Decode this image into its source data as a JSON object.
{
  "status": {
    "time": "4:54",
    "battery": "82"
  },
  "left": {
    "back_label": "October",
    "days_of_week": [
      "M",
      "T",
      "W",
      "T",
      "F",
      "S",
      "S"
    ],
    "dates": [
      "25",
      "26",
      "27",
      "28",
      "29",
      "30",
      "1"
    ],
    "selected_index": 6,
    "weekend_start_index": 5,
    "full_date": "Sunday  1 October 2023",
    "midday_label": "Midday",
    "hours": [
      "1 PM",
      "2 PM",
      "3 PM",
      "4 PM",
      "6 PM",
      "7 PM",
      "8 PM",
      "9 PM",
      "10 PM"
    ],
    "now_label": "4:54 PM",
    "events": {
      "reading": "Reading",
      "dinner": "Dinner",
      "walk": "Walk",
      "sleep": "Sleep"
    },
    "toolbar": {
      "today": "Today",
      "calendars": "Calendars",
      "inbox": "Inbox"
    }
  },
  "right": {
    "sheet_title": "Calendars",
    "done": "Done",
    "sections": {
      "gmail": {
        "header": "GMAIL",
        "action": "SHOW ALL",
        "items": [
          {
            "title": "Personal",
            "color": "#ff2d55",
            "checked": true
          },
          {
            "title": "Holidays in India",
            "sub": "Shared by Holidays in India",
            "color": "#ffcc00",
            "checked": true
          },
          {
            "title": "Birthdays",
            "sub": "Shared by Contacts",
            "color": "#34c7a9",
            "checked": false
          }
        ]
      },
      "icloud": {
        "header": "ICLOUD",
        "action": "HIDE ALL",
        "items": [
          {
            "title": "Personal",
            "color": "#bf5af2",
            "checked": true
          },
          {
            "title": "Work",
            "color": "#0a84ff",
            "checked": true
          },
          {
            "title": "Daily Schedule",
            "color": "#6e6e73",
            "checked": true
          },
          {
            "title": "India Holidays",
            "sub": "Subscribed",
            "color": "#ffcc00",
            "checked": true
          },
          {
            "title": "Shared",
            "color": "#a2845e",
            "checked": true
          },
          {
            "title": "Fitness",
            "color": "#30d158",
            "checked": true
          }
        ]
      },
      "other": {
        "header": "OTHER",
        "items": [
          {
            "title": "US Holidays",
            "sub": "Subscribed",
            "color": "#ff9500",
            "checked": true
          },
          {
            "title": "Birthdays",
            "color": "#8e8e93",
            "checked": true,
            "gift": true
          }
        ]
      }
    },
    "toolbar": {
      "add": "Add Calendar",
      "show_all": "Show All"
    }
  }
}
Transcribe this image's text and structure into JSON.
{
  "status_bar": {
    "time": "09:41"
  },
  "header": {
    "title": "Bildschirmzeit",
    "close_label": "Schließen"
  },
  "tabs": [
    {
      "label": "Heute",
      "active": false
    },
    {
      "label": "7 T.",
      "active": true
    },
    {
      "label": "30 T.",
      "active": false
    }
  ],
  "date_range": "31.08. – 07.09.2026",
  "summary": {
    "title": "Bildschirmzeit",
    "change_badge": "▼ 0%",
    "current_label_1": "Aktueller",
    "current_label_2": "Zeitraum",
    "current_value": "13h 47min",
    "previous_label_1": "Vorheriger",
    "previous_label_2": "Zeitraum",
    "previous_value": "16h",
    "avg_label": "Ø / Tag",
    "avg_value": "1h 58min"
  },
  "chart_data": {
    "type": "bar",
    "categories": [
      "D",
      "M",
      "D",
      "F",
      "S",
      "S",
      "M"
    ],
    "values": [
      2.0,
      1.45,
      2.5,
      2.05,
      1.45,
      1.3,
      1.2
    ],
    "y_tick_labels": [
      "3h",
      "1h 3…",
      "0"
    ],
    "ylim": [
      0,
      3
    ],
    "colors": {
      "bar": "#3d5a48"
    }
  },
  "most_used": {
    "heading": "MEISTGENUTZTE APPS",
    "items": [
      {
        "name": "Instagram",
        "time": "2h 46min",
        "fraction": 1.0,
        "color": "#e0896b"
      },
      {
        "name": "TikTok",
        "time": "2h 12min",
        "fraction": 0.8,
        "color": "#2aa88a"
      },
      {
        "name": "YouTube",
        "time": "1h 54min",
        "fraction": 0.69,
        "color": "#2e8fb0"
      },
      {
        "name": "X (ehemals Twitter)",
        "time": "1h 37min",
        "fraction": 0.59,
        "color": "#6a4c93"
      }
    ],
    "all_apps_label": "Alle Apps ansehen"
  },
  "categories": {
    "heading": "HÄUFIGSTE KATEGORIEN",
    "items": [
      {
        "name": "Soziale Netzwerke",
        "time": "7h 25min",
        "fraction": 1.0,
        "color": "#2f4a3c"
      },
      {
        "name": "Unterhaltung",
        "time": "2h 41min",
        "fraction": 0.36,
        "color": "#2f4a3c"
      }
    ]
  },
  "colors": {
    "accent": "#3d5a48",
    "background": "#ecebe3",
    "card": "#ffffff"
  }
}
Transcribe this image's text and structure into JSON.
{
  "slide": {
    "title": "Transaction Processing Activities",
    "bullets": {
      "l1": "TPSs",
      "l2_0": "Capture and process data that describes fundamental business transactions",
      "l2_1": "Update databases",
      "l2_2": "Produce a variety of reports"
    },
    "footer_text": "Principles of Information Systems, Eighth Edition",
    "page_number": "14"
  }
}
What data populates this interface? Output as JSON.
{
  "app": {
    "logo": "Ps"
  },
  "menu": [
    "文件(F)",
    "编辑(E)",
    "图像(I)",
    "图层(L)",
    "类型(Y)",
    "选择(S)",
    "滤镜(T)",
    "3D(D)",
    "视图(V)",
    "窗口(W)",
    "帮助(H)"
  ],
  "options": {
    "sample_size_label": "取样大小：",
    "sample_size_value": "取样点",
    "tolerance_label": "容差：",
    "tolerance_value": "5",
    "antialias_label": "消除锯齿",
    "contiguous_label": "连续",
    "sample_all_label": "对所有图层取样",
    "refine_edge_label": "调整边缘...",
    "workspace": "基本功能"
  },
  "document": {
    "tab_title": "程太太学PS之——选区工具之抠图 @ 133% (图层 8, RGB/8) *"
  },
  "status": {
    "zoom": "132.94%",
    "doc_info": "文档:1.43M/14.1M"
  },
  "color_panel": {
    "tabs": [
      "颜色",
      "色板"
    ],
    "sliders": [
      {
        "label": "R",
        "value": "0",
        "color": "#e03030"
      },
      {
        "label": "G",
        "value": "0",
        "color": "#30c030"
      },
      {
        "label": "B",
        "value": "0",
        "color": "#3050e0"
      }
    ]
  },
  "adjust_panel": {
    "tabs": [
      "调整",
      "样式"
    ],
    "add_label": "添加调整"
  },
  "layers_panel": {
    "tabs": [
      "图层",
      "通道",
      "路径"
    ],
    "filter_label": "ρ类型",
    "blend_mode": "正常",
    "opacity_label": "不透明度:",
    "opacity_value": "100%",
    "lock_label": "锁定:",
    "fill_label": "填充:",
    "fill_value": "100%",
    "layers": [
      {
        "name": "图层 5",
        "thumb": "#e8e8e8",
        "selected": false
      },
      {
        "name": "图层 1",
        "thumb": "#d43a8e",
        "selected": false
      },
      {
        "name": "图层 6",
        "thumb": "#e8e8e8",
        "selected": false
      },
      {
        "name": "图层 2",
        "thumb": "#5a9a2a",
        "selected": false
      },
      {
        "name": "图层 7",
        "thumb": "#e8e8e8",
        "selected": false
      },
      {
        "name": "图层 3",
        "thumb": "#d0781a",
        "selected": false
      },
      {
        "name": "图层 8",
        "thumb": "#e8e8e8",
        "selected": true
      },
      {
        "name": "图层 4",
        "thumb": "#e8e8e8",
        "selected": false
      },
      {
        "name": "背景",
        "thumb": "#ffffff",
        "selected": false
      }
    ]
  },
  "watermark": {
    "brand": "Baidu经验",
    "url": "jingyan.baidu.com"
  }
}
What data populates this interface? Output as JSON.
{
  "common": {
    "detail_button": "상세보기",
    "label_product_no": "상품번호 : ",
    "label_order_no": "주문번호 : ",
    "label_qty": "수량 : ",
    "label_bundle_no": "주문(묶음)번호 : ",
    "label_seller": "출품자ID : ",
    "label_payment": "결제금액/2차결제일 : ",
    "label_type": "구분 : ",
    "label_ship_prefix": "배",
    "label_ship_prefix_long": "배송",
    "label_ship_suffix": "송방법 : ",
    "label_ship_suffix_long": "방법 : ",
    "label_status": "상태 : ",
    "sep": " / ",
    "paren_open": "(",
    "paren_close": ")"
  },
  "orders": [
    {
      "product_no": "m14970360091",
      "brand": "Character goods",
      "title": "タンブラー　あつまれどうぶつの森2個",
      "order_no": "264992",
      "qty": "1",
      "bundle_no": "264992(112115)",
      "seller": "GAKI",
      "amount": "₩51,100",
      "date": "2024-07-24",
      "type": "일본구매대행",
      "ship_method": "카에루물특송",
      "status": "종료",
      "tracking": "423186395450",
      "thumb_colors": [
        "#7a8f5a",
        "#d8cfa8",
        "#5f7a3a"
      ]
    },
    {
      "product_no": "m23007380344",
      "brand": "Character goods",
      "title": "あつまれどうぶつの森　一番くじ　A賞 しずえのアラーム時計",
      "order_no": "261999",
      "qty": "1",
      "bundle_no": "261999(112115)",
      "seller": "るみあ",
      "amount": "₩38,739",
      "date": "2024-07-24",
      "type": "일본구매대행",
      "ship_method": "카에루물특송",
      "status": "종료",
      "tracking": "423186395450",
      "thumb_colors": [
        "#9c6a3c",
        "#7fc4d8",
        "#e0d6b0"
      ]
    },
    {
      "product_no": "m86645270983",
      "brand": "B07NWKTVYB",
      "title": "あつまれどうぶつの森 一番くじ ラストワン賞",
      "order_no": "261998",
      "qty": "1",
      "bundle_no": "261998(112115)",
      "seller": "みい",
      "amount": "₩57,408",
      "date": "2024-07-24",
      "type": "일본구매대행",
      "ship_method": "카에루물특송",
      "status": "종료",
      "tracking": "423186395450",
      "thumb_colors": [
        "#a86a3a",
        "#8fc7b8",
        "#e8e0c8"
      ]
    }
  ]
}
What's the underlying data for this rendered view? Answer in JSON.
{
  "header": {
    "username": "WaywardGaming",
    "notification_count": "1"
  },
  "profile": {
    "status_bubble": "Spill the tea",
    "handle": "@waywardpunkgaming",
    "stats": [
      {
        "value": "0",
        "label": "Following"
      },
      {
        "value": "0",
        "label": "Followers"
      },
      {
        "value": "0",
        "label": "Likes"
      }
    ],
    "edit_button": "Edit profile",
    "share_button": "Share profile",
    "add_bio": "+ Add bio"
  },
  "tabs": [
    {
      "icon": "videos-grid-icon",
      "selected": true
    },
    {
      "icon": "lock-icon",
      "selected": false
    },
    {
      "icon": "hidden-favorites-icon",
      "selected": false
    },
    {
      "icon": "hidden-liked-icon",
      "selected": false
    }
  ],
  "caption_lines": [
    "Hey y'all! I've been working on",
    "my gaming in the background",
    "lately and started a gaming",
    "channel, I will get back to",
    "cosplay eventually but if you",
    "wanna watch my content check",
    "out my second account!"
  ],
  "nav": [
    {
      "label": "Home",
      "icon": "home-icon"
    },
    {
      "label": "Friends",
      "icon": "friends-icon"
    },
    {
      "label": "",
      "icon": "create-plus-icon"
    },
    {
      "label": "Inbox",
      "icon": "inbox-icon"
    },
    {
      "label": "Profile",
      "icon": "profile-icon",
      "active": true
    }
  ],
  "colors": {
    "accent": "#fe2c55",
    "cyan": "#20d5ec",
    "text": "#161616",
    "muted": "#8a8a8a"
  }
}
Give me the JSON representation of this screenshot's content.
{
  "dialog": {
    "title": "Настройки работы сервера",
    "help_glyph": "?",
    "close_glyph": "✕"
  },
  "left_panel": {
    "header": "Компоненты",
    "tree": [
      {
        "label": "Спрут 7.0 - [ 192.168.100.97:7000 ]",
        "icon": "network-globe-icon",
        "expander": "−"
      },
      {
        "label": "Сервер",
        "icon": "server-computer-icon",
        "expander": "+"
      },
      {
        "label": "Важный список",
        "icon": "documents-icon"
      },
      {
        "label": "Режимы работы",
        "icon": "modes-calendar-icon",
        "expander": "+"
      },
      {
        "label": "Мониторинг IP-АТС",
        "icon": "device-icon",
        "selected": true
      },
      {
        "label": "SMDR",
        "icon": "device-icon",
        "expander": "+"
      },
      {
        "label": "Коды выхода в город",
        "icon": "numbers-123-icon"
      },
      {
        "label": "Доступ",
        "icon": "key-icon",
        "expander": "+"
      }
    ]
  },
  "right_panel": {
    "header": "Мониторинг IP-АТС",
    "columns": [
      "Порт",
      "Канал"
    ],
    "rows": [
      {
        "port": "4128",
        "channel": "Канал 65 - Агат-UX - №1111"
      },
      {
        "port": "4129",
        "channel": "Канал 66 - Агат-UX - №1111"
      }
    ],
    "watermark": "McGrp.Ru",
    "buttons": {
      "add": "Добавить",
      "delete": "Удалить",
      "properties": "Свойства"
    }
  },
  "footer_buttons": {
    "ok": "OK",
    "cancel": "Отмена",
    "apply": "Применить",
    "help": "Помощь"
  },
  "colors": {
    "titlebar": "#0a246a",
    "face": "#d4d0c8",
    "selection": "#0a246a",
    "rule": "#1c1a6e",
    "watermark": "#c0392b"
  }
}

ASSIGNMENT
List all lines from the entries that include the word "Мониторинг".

WRITTEN SOLUTION
        "label": "Мониторинг IP-АТС",
    "header": "Мониторинг IP-АТС",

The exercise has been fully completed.